Until containers support persistent storage that can be easily backed-up, their use will be limited to test and development. This is not to say that containers can’t bring significant value to the test and development world. It’s just that they can also bring significant value to the production world if we can solve the persistent storage problem.
Microsoft’s Container Fumble
Microsoft released Windows Server 2016 with native container support, and support for Pro and Enterprise editions of Windows 10. Given the gradual plans for enterprise adoption of Windows Server 2016 seen in industry surveys, it seems clear that Microsoft is focused on giving users a reason to upgrade.
Considering the key role that SQL Server plays in enterprise applications, it’s difficult to understand why six months following the Windows Server 2016 release that Microsoft supports only SQL Server 2016 Express and an evaluation version of SQL Server vNext (Microsoft’s upcoming cross-platform version of SQL Server). Microsoft’s website says “vNext is intended as a test version only. Production deployments are not supported.” In addition, Microsoft has not yet announced how they are going to license SQL Server for containers. To add insult to injury, Microsoft containers require a rebuild following Windows updates. Ouch.

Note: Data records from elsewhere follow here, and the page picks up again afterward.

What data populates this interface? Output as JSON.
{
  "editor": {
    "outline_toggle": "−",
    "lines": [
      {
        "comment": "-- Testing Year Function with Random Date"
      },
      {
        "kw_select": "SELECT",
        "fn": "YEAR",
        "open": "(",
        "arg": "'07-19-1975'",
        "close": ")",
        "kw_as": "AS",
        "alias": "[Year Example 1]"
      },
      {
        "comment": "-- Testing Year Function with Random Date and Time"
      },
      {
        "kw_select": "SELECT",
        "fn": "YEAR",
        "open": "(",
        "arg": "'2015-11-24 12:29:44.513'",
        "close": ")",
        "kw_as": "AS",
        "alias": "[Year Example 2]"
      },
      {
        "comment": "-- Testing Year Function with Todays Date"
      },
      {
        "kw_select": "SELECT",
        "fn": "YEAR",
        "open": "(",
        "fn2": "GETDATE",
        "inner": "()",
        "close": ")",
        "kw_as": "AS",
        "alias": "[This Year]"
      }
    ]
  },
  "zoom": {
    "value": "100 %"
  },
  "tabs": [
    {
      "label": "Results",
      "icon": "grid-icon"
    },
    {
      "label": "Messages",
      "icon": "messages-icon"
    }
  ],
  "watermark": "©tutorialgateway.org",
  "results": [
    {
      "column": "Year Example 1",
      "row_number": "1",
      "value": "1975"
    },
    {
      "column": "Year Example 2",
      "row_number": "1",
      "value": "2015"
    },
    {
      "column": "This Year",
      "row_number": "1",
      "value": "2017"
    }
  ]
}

It would be much nicer to run containers on any recent version of Windows, such as Windows 8 and 10, Windows Server 2012 and Windows Server 2016. And it’s hard to imagine a credible enterprise strategy that doesn’t feature broad support of SQL Server. And requiring a container rebuild after Windows updates is completely unacceptable.
But the real problem with containers in production use is data. Yes, you can mount a Docker volume to a Docker container and the volume will persist outside of the existence of the container. That’s not the problem. The problem is: how do you backup a database that is attached to a container?
The Containerized SQL Server Protection Challenge
Whenever a container-related company briefs us, I ask them how the product supports backup. I typically get one of two answers, neither of which I like. The first answer is that the database is accessible like any other database via IP, and you can use that connection to dump the database to some other storage prior to backing up that storage. This is how we backed up databases – 20 years ago. Proper database backup design now dictates some sort of agent that automatically talks to the database and backs up its data directly to the backup storage. While dumping a database to a file that gets backed up isn’t horrible, but it’s far from ideal.
The other answer I hear is to shut down the container and backup the Docker volume. This method could be built into a backup system, but requires shutting down the database and that is also far from ideal. We need a way to backup a running database attached to a container without having to dump it to separate storage.
The WinDocks Recovery
WinDocks is the first vendor to brief us that says it has a solution for the issues outlined above. Its version of Docker containers supports all editions of Windows 8 and Windows 10, Windows Server 2012, and Windows Server 2016. In addition, WinDocks supports all editions of SQL Server 2008 onward.
The WinDocks container design is an application level service, and enables Windows updates to the container host without requiring rebuilds of containers and images. WinDocks SQL Server containers are based on a host default SQL Server instance, and delivers SQL Server named “container” instances. This approach allows customers to use existing systems, with current licenses, and realize significant license cost savings. WinDocks shared that a typical development or QA team uses a single shared server or VM, with each member working with containers. WinDocks claims the result is an average 5-fold reduction in use of VMs.
But when I got truly excited was when the company answered the backup question. It turns out that WinDocks SQL Server containers appear to Windows just like any other SQL Server instances. (This is not true for the Microsoft implementation of Docker.) This is important because it means that WinDocks will interface with Windows Volume Shadow Services (VSS). Whether WinDocks is running in a VM or on a physical server, any modern backup software is going to interface with VSS prior to backing up that VM or server. VSS will identify the SQL Server instances running in containers and will tell each instance to do the appropriate thing prior to taking a snapshot. (Each application has its own pre-snapshot procedure, but what SQL Server does prior to a snapshot is to momentarily pause all writes to the database.) This means we can backup running WinDocks SQL Server containers, with current backup systems, without dumping to a separate file and without shutting down the container. Eureka!
Containers are going to play an ever-increasing role in modern data centers. Implementations such as WinDocks make it easier to use containers in production, on any version of Windows and SQL Server, with support for current backup systems, should be very popular. It appears to us that WinDocks fulfills their claim of being “the practical Windows container.” Unfortunately, the Microsoft implementation of Docker doesn’t seem to yet understand this little issue. Maybe WinDocks can start a trend and containers will get easier to backup.